Moller would not say when PG&E will decide the PVP’s fate other than they will do so “within a couple of months.” Moller also would not say if PG&E is already in negotiations with an interested buyer.
Moller explained that demand for power from PG&E is down, but did not say by what percentage. He placed the Potter Valley Project’s nine megawatts of potential generation in the context of PG&E’s total production statistics. PG&E provides power to about 16 million people, and Potter Valley’s potential generation is a minuscule portion of this. It only generates enough power for three to five thousand people.
Moller said that as demand for power from PG&E declines, the company is uncertain that the Potter Valley Project is a project it wants to continue to operate.
However, Moller speculated that other, unnamed, entities may view the project differently.
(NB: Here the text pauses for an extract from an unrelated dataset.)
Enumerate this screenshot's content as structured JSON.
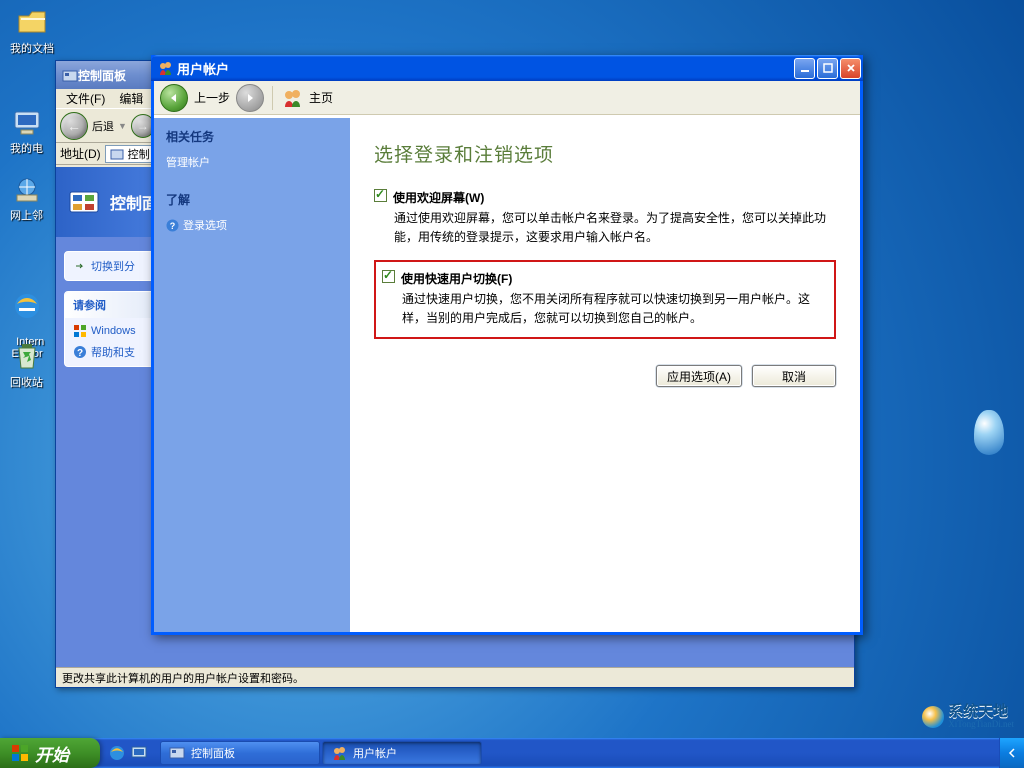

He was vague and refused to be more specific when questioned by Commissioner Jim Steele of Lake County.
During his formal remarks to the Commission, Moller mentioned the importance of the water transfer to the region multiple times. Sonoma County Supervisor Jim Gore spoke of the water rights that have developed over the century of the water transfer’s existence.
Mendocino County Farm Bureau’s Devon Jones sounded like she might be near tears as she reminded Commissioners of farmers’ reliance on this water source for their livelihood.
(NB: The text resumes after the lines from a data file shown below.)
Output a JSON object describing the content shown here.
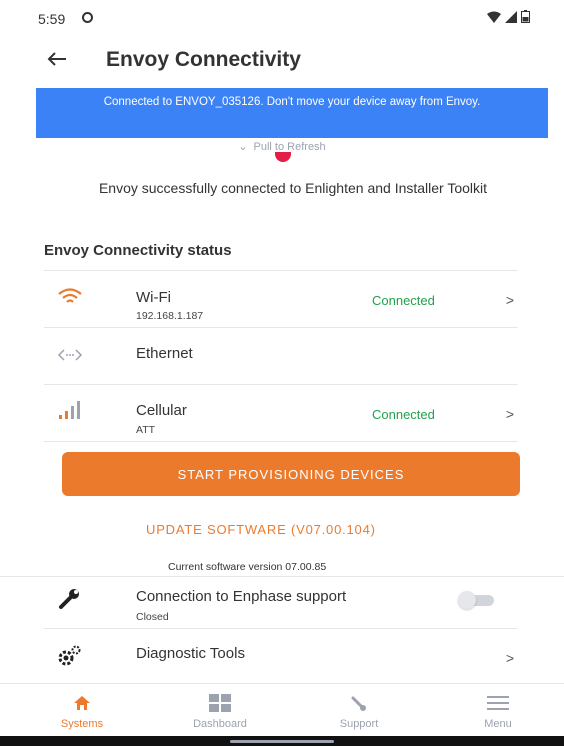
{
  "status_bar": {
    "time": "5:59"
  },
  "header": {
    "title": "Envoy Connectivity"
  },
  "banner": {
    "text": "Connected to ENVOY_035126. Don't move your device away from Envoy."
  },
  "refresh": {
    "label": "Pull to Refresh"
  },
  "message": "Envoy successfully connected to Enlighten and Installer Toolkit",
  "connectivity": {
    "section_title": "Envoy Connectivity status",
    "items": [
      {
        "label": "Wi-Fi",
        "sublabel": "192.168.1.187",
        "status": "Connected",
        "icon": "wifi-icon"
      },
      {
        "label": "Ethernet",
        "sublabel": "",
        "status": "",
        "icon": "ethernet-icon"
      },
      {
        "label": "Cellular",
        "sublabel": "ATT",
        "status": "Connected",
        "icon": "cellular-signal-icon"
      }
    ]
  },
  "actions": {
    "provision_label": "START PROVISIONING DEVICES",
    "update_label": "UPDATE SOFTWARE (V07.00.104)",
    "current_version": "Current software version 07.00.85"
  },
  "support": {
    "label": "Connection to Enphase support",
    "status": "Closed",
    "toggle_on": false
  },
  "diagnostics": {
    "label": "Diagnostic Tools"
  },
  "bottom_nav": {
    "items": [
      {
        "label": "Systems",
        "icon": "home-icon",
        "active": true
      },
      {
        "label": "Dashboard",
        "icon": "dashboard-icon",
        "active": false
      },
      {
        "label": "Support",
        "icon": "wrench-icon",
        "active": false
      },
      {
        "label": "Menu",
        "icon": "hamburger-menu-icon",
        "active": false
      }
    ]
  },
  "colors": {
    "accent": "#ec7a2d",
    "banner": "#3b82f6",
    "status_ok": "#22a24a"
  }
}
Potter Valley resident Guinness McFadden reminded the room that the Potter Valley Project represented a decentralized source of power production that benefits the system.
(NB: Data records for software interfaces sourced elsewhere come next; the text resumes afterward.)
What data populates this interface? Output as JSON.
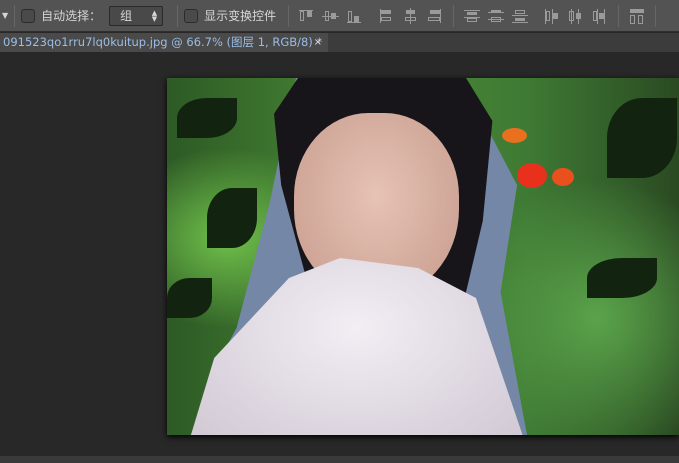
{
  "toolbar": {
    "auto_select_label": "自动选择：",
    "auto_select_value": "组",
    "show_transform_label": "显示变换控件",
    "auto_select_checked": false,
    "show_transform_checked": false
  },
  "document_tab": {
    "title": "091523qo1rru7lq0kuitup.jpg @ 66.7% (图层 1, RGB/8) *",
    "close": "×"
  },
  "icons": [
    "align-top-edges-icon",
    "align-vertical-centers-icon",
    "align-bottom-edges-icon",
    "align-left-edges-icon",
    "align-horizontal-centers-icon",
    "align-right-edges-icon",
    "distribute-top-icon",
    "distribute-vcenter-icon",
    "distribute-bottom-icon",
    "distribute-left-icon",
    "distribute-hcenter-icon",
    "distribute-right-icon",
    "auto-align-layers-icon"
  ]
}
Friends of the Eel River’s Director Stephanie Tidwell said that the Federal Energy Regulatory Commission (FERC) relicensing process has not adequately allowed for the study of the dam decommissioning option. And she reminded Commissioner Fennell that Humboldt County gets no benefits from the water transfer.
Scott Greacen, Friends of the Eel’s Conservation Director, said decommissioning would be “smart” given the environmental costs and constraints of NEPA and CEQA for the relicensing of this project. Greacen also explained that the reservoir causes a “methylmercury nightmare” as the naturally occurring mercury in the ground has become methylated in the anaerobic conditions under the reservoir and has concentrated in the food chain.
And Greacen brought up the issue of dam safety in the context of the two-hundred-year-old structures in a geologically unstable region.
Vivian Helliwell of the Pacific Coast Federation of Fishermen’s Association (PCFFA) described the role of the Eel River fishery as a “leading indicator” of the health of the river and the success of mitigation efforts so far.
Immediately after Moller’s PG&E agenda item, the Commission took up the Joint Powers Agreement (JPA) discussion. The JPA organizes Humboldt, Lake, Mendocino and Sonoma Counties into the Eel-Russian River Commission and gives it authority to govern the interbasin hydro-electric project. Humboldt County Supervisor Estelle Fennell chairs the Commission at this time. She had clearly read and re-read the JPA in recent weeks. Fennel noted that the JPA has, until now, left PG&E to govern itself.
The Commission examined the JPA document closely and determined there is room to include more voices in the Commission including those of Tribes, cities, and smaller districts impacted by the dam and diversion. Mark Wheetley, Fortuna’s City Manager was present to express Fortuna’s interest in being involved in the future of the Potter Valley Project. Michelle Vassel Tribal Administrator of the Wyott Tribe also informed the Commission of the Tribe’s interest to participate in all conversations moving forward.
In reading the JPA, Commissioners noted that though the Commission cannot impose taxes to raise revenue, it can own property. The Eel Russian River Commission members seemed to dream of operating the Potter Valley Project in PG&E’s absence but does not have the financial means to carry it. And, Commissioner Carre Brown noted the liability issues involved in the dam and the diversion.
After the meeting, Commissioner Estelle Fennell reiterated her statement made during the Commission meeting that Humboldt County residents have always expressed a desire for the Eel River to return home. Fennell notes that the region must work together to strengthen the Russian River residents’ ability to meet water needs that have grown up around the diversion’s water supply. However, Fennell said, “Now we can talk about the issues and their solutions.”